- By Najja Parker, Atlanta Journal-Constitution
Many people start each day with a fresh brew of coffee, but that cup of joe may soon come with a cancer warning in California.
Within the next year, a state judge could order several corporations to add acrylamide warning labels to coffee, CNN reports. Arcylamide, a chemical created when coffee beans are roasted, has been linked to cancer.
In 2010, the Council for Education and Research on Toxics filed a lawsuit against several companies, including Starbucks, BP and 7-Eleven, alleging the defendants do not clearly display the dangers of acrylamide exposure to buyers when they consume java.

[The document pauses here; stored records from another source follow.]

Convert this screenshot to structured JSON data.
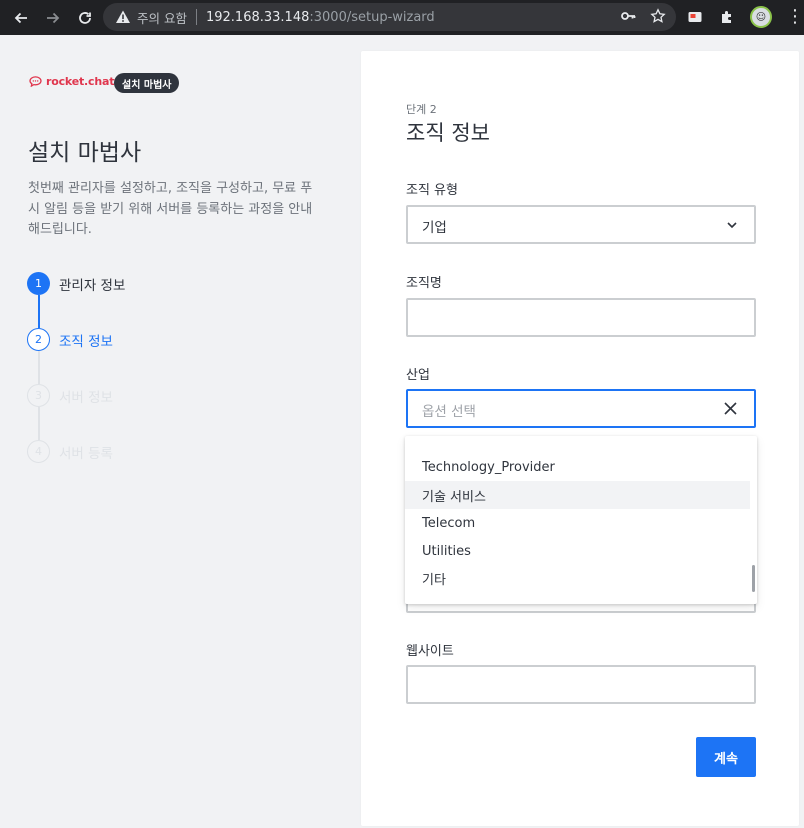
{
  "browser": {
    "security_warning": "주의 요함",
    "url_host": "192.168.33.148",
    "url_path": ":3000/setup-wizard",
    "avatar_text": "☺"
  },
  "brand": {
    "logo_text": "rocket.chat",
    "badge": "설치 마법사",
    "accent": "#e0364d"
  },
  "left": {
    "title": "설치 마법사",
    "description": "첫번째 관리자를 설정하고, 조직을 구성하고, 무료 푸시 알림 등을 받기 위해 서버를 등록하는 과정을 안내해드립니다.",
    "steps": [
      {
        "num": "1",
        "label": "관리자 정보",
        "state": "done"
      },
      {
        "num": "2",
        "label": "조직 정보",
        "state": "active"
      },
      {
        "num": "3",
        "label": "서버 정보",
        "state": "pending"
      },
      {
        "num": "4",
        "label": "서버 등록",
        "state": "pending"
      }
    ]
  },
  "form": {
    "step_label": "단계 2",
    "title": "조직 정보",
    "org_type_label": "조직 유형",
    "org_type_value": "기업",
    "org_name_label": "조직명",
    "org_name_value": "",
    "industry_label": "산업",
    "industry_placeholder": "옵션 선택",
    "website_label": "웹사이트",
    "website_value": "",
    "continue_label": "계속"
  },
  "industry_options": [
    {
      "label": "Technology_Provider"
    },
    {
      "label": "기술 서비스"
    },
    {
      "label": "Telecom"
    },
    {
      "label": "Utilities"
    },
    {
      "label": "기타"
    }
  ],
  "colors": {
    "primary": "#1d74f5",
    "dark": "#2f343d"
  }
}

According to the court documents, the nonprofit organization refers to the California Safe Drinking Water and Toxic Enforcement Act of 1986, which states businesses must give patrons clear warnings about agents that could affect their health.

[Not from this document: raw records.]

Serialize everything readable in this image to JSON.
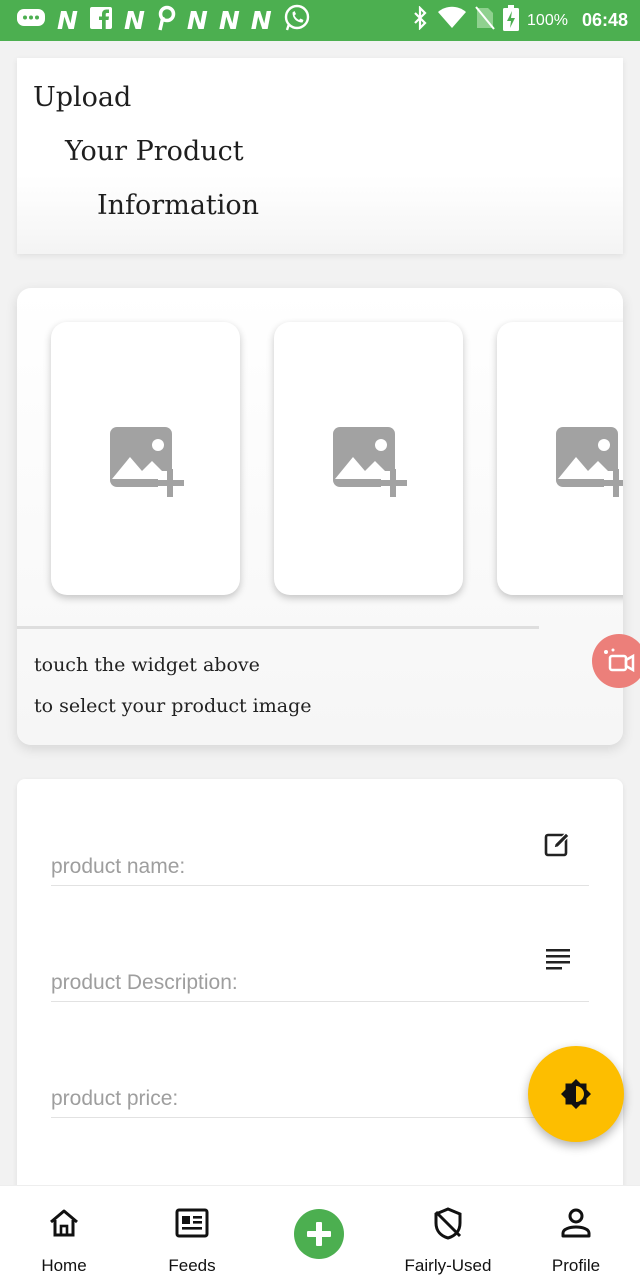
{
  "status_bar": {
    "notification_icons": [
      "message-icon",
      "n-app-icon",
      "facebook-icon",
      "n-app-icon",
      "pinterest-icon",
      "n-app-icon",
      "n-app-icon",
      "n-app-icon",
      "whatsapp-icon"
    ],
    "battery": "100%",
    "time": "06:48",
    "color": "#4caf50"
  },
  "header": {
    "line1": "Upload",
    "line2": "Your Product",
    "line3": "Information"
  },
  "image_picker": {
    "slot_icon": "add-photo-icon",
    "hint_line1": "touch the widget above",
    "hint_line2": "to select your product image"
  },
  "form": {
    "name_placeholder": "product name:",
    "name_value": "",
    "description_placeholder": "product Description:",
    "description_value": "",
    "price_placeholder": "product price:",
    "price_value": ""
  },
  "fab": {
    "icon": "brightness-icon",
    "color": "#fdbe00"
  },
  "bottom_nav": {
    "home": "Home",
    "feeds": "Feeds",
    "add_icon": "plus-icon",
    "fairly_used": "Fairly-Used",
    "profile": "Profile",
    "accent": "#4caf50"
  }
}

The group is proposing that offenders pay a fine and clearly post warnings on store counters and walls, so people can easily spot them. It also wants retailers to reduce the amount of chemicals in the products to eliminate the risk of cancer altogether.
While 13 of the defendants, including 7-Eleven, have already settled out of court and agreed to issue warnings, the other nine retailers will meet for private mediations next month, according CNN. If the parties do not come to an agreement, the judge will make a decision.

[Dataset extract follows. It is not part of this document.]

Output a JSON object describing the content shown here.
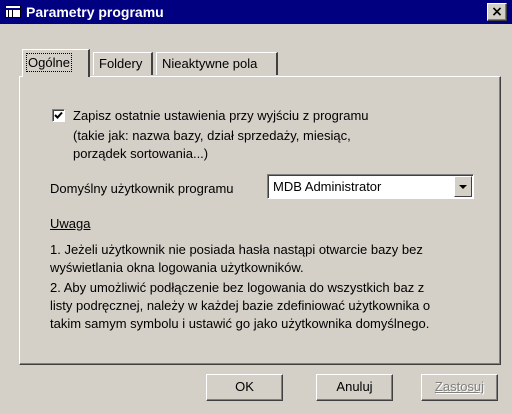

Previous reports show that coffee can increase the possibility of several cancers, such as ovarian, renal and endometrial. However, other studies have demonstrated the health benefits of coffee. It has been associated with lowering the risk of death from digestive, circulatory and cerebrovascular diseases among other illnesses.
As for acrylamide, the National Toxicology Program's Report on Carcinogens says it’s a human carcinogen, and the Food and Drug Administration has suggested ways for folks to cut it out of their diets while they still gather information about the compound.
This isn’t the first time companies have been sued over acrymalide, which was added to California’s carcinogen list in 1990. In 2008, the California attorney general settled suits against Heinz and Frito-Lay when the brands agreed to decrease the levels of the chemical found in chips.
Starbucks, BP and the other retailers of the latest case will face the Council for Education and Research on Toxics on Feb. 8.